ENTRIES SHOWN:
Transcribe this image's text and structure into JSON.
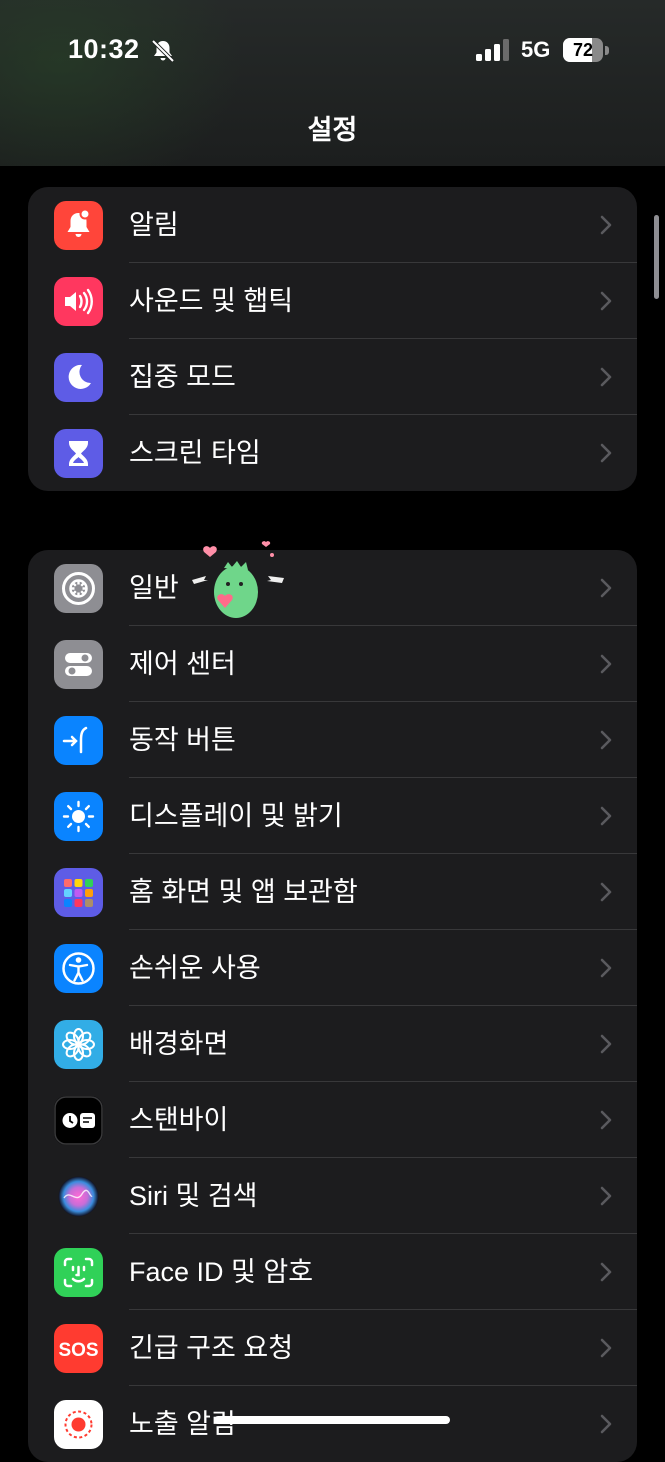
{
  "status_bar": {
    "time": "10:32",
    "network": "5G",
    "battery": 72
  },
  "title": "설정",
  "group1": [
    {
      "label": "알림",
      "icon": "notification-bell-icon",
      "color": "#ff453a"
    },
    {
      "label": "사운드 및 햅틱",
      "icon": "speaker-icon",
      "color": "#ff375f"
    },
    {
      "label": "집중 모드",
      "icon": "moon-icon",
      "color": "#5e5ce6"
    },
    {
      "label": "스크린 타임",
      "icon": "hourglass-icon",
      "color": "#5e5ce6"
    }
  ],
  "group2": [
    {
      "label": "일반",
      "icon": "gear-icon",
      "color": "#8e8e93"
    },
    {
      "label": "제어 센터",
      "icon": "toggle-switches-icon",
      "color": "#8e8e93"
    },
    {
      "label": "동작 버튼",
      "icon": "action-button-icon",
      "color": "#0a84ff"
    },
    {
      "label": "디스플레이 및 밝기",
      "icon": "sun-icon",
      "color": "#0a84ff"
    },
    {
      "label": "홈 화면 및 앱 보관함",
      "icon": "app-grid-icon",
      "color": "#5e5ce6"
    },
    {
      "label": "손쉬운 사용",
      "icon": "accessibility-icon",
      "color": "#0a84ff"
    },
    {
      "label": "배경화면",
      "icon": "flower-icon",
      "color": "#32ade6"
    },
    {
      "label": "스탠바이",
      "icon": "standby-icon",
      "color": "#000000"
    },
    {
      "label": "Siri 및 검색",
      "icon": "siri-orb-icon",
      "color": "#1c1c1e"
    },
    {
      "label": "Face ID 및 암호",
      "icon": "face-id-icon",
      "color": "#30d158"
    },
    {
      "label": "긴급 구조 요청",
      "icon": "sos-icon",
      "color": "#ff3b30"
    },
    {
      "label": "노출 알림",
      "icon": "exposure-notification-icon",
      "color": "#ffffff"
    }
  ],
  "sos_text": "SOS"
}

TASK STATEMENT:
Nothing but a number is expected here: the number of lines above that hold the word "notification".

RESULT OF THE TASK:
2